by Rosemary Phillis
The earliest buildings in the Riverstone district housed timber cutters and farmers. Most would have been made of timber slabs, with tree stumps or sandstone blocks as foundations. Bricks would have been limited to chimneys and wells.
Two buildings that were built of brick prior to 1860 and are still standing are Hebe Cottage at Bridge Street in Schofields and the Box Hill Inn on Windsor Road. Hebe Cottage is believed to date back to the 1860s and the Box Hill Inn to 1841. Where the bricks for these buildings came from is unknown.
When the Meatworks was constructed in 1878/9 the bricks were made on site by Thomas Davis and Joseph Elliott. The clay was dug in the paddocks, formed into bricks and fired in a kiln located in the paddocks at the Vineyard end of the Works. So little was known of the area at the time that they made 15 000 bricks and placed them too close to Eastern Creek and they were destroyed in a flood.

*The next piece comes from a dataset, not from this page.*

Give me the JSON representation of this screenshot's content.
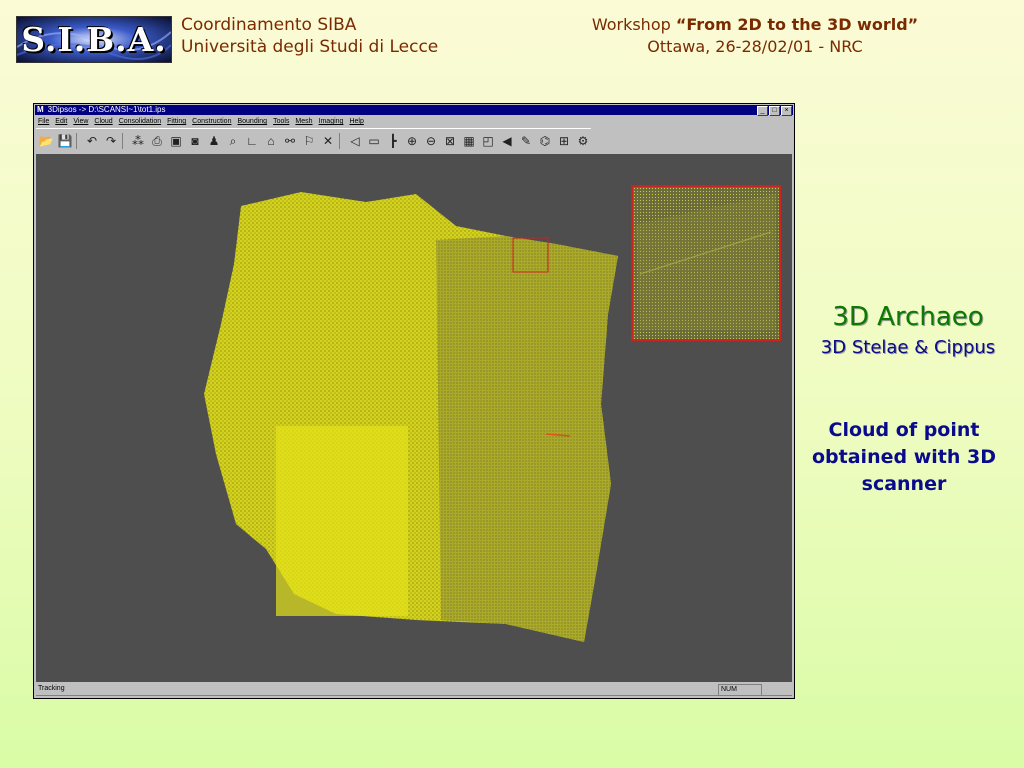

The opening of the Meatworks led to a building boom in the town in the early 1880s, with the construction of houses, shops, churches and a school. The boom meant a need for brickmakers in the town, as with transport limited to horse and dray it was not feasible to move large numbers of bricks from other areas. Fortunately the district was ideal for brickmakers as it had large clay deposits and a handy supply of water in Eastern Creek.
Early records of the occupations of the townspeople are scarce, making it difficult to determine the earliest brickmakers in the district. The 1886/7 New South Wales Post Office Directory, listed Charles Northover and the 1889/90 Directory listed David Jenkins. The Electoral Rolls for 1886/7 & 1887/8 show three bricklayers, Charles Northover, George Norman and David Jinkins (sic).
Demolition of a number of chimneys and wells around the district over the years has revealed bricks stamped on the top with the following letters: GN which is believed to be George Norman, CI which is possibly Charles Northover and K Co. which has not been identified. 1 Examples of each of these bricks can be seen at the Museum in Riverstone.
The Windsor and Richmond Gazette of 11 June 1892 reported that George Norman was to close his brickyard and go to Western Australia and that another brickyard would be opened on Mr B. Woods land near the Never Fail Hotel.
A month later the Gazette of 16 July 1892 stated that G. Holden was to open a brickyard near Eastern Creek. George Holden three years later won a prize at the Hawkesbury Show for his bricks.2
There was a brick pit at Schofields Siding. The Gazette of 24 April 1897 in reporting on how drought was affecting the area, stated that the brick hole at Schofields Siding has gone dry.
The Gazette of 11 February 1899 stated that a brick cottage near the Oddfellows Hotel is being improved and that bricks had been delivered by Mr G. Holden. In July that year the paper noted that Mr George Holden had a fine load of bricks ready for the kiln.3
Brickmaking was mentioned in the Gazette in 1899 on a number of other occasions. On 18 March 1899 the Gazette reported that a brick kiln was shortly to be started below the Royal Hotel and that it is intended to turn out a great quantity of bricks at this yard. On 15 April 1899 there was a report that the Riverstone Brick Company had started operations. Nothing else is known of this company.
By early 1900 the only bricklayer listed in the Electoral Rolls for the Riverstone District was George Holden of Marsden Park. In the 1920s he was listed as living in Clifton Road at Marsden Park and according to the Birth Death and Marriages records he died in 1931.
In the book And So We Graft from Six to Six, The Brickmakers of New South Wales, Warwick Gemmell states that George Holden was handmaking bricks up until at least 1914. Throughout Sydney many other small brickmakers had been forced out of business by larger operations using brickmaking machines. However the lack of mechanised transport and the distance of Riverstone from these bigger operations meant that George was able to continue to operate well into this century.
The introduction of mechanised transport finally led to the larger companies supplying bricks to the District. One of the largest brickmakers in the Metropolitan area was Goodlet and Smith. When the Riverstone Meatworks was demolished in 1994/5 many of the bricks were found to have the GS stamp on the top.
The extensive clay deposits around Marsden Park resulted in the development of a number of huge quarries. One of the old brick pits is located in Burfitt Road at Schofields though it is no longer used as a quarry. (The pit is surrounded by a high fence and is not visible from the road.)
There is still one large brickmaking company in operation in the district and that is PGH Bricks in Townson Road at Schofields. The site was originally operated by Autobrick and was officially opened in 1962 by Premier Renshaw.4 PGH took over from Autobrick in 1978 and still quarries clay on site for the production of bricks and pavers.
1 And So We Graft from Six to Six, The Brickmakers of New South Wales, Warwick Gemmell, 1986.
2 Windsor & Richmond Gazette, 25 May 1895.
3 Windsor & Richmond Gazette, 1 July 1899.
4 Phone conversation with Sylvia a former Autobrick employee.
by Rosemary Phillis